After most of the problems were understood the general attitude for the M40 was that accuracy was fine and the gun worked as meant and did well. Most liked it fine and felt the gun was almost the equal of the M70 used by earlier Marines. Few had the time and experience to have used both for sniping during the course of the war but Carlos Hathcock who did have the chance thought the M70 better at the time but liked one as well as the other.
After the war the M40 was retained as sniper standard for the USMC and upgrades were made to the original rifle. Improvements included at SS match barrel, a Mcmillian fiberglass stock with a woodland camo patter and a 10x Unertl scope to name a few. The rifle was renamed the M40a1 and has remained in service now in the M40A5 form.
The gun used in the pictures in the remington 2006 scout sniper association re issue. A limited number were made to the same specs as the original. The gun came with a letter ot authenticity from Iron Brigade Armory who helped make sure it was correct. IBA has long been THE source for USMC sniper history. The rifle came correct with the oil finished walnut stock, metal butt plate, barrel parkerized with matching receiver finish. The action is the remington 40x action that has been clipped slotted for stripper clips and has the left side drilled and tapped for rear peep sights. The serial number begins with the SSA ( scout sniper association ) prefix and has the correct U.S. stamped above it.

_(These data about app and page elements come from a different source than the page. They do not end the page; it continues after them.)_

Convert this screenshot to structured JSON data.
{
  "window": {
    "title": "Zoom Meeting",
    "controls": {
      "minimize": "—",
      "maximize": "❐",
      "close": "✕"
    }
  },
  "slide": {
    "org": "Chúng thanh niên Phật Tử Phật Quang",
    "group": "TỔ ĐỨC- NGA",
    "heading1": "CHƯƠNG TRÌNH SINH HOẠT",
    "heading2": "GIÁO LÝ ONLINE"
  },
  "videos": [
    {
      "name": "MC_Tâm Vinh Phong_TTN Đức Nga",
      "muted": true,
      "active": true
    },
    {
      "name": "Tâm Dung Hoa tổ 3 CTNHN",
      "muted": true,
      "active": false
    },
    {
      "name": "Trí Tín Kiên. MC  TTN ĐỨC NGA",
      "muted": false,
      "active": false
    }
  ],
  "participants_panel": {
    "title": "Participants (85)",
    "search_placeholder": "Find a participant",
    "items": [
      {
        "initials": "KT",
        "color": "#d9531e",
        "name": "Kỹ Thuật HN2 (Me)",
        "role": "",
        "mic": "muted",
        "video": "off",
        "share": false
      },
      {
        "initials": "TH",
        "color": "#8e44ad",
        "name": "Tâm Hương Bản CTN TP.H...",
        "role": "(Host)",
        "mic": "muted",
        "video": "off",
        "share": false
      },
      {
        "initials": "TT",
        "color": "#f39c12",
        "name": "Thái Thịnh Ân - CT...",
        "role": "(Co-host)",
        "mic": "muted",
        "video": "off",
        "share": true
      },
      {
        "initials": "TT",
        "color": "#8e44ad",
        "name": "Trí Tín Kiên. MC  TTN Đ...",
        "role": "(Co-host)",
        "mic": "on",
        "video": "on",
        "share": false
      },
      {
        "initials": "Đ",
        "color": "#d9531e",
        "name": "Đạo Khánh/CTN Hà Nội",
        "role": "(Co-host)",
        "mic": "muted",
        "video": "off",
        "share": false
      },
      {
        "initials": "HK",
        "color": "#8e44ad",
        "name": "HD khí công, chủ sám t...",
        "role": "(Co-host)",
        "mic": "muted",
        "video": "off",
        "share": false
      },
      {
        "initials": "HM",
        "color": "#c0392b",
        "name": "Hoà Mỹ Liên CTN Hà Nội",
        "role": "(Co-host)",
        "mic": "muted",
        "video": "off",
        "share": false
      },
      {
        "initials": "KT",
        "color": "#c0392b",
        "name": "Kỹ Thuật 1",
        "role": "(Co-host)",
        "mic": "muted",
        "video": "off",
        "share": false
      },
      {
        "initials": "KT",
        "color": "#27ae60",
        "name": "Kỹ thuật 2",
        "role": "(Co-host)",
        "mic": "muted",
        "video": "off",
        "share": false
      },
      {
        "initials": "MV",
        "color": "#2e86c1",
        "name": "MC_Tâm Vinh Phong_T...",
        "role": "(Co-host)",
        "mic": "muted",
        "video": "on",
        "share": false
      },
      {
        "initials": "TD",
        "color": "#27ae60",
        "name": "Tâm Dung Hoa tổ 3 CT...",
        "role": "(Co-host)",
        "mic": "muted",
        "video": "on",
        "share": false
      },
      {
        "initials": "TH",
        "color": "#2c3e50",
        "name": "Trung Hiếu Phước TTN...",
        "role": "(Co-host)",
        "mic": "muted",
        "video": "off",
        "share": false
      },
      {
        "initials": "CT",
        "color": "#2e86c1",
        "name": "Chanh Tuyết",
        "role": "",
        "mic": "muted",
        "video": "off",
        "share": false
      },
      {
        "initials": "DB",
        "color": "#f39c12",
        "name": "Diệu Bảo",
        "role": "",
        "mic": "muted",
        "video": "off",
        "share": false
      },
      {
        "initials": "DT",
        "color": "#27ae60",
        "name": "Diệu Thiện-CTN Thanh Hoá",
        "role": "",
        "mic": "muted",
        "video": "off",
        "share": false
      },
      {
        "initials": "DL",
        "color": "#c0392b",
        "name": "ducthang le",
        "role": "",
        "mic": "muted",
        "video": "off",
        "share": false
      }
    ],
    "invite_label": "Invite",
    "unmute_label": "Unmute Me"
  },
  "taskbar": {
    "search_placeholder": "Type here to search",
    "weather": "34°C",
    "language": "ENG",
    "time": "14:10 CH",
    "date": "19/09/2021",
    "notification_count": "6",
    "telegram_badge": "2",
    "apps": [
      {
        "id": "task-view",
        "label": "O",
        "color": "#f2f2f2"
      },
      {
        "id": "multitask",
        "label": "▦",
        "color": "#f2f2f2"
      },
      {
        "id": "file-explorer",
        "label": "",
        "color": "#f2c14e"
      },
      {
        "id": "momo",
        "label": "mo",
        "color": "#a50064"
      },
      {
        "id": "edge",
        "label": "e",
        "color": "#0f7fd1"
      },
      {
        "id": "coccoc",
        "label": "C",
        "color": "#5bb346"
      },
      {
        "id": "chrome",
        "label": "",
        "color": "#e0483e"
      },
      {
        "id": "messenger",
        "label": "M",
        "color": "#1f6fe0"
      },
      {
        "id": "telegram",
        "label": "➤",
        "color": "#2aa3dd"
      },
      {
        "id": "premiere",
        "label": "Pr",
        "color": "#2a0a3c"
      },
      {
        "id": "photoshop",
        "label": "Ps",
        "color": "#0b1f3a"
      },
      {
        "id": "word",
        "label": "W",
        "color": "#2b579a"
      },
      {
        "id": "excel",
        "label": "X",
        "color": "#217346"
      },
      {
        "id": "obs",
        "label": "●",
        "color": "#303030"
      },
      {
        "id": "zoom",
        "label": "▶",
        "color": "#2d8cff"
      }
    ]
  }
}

Standing in for the original redfield accur-range USMC contract scope is a modern redfeild painted green to resemble the original which is very hard to find. The original M40 came with the original redfield JR bases and rings along with the scope. Badger arms made a limited run of these bases and rings for the M40 limited re issue and Leupold has a small run of green finished 3x-9x scopes for the same rifle. Neither was completely correct in make or type but was close enough for most wanting a clone or the original and a considerable amount cheaper.
Above is a picture of the original SHOT SHOW remington flyer for the M40 signed by 3 famous Vietnam USMC snipers and members of the SSA, one being the president at the time, for the author. To the left is the gold scout sniper challenge coin that came with the rifle depicting a USMC sniper in the setting position with a winchester M70/Unertl.
The remington M40 re issue is a nice rifle and a piece of history. They made a very small run but if you are interested in sniping history or the history of the M40 in USMC service it is worth your time to track one down. In 2006 the rifle was around 1100 dollars but would be higher today as everything is. But its a fast way to get started on a sniper rifle collection.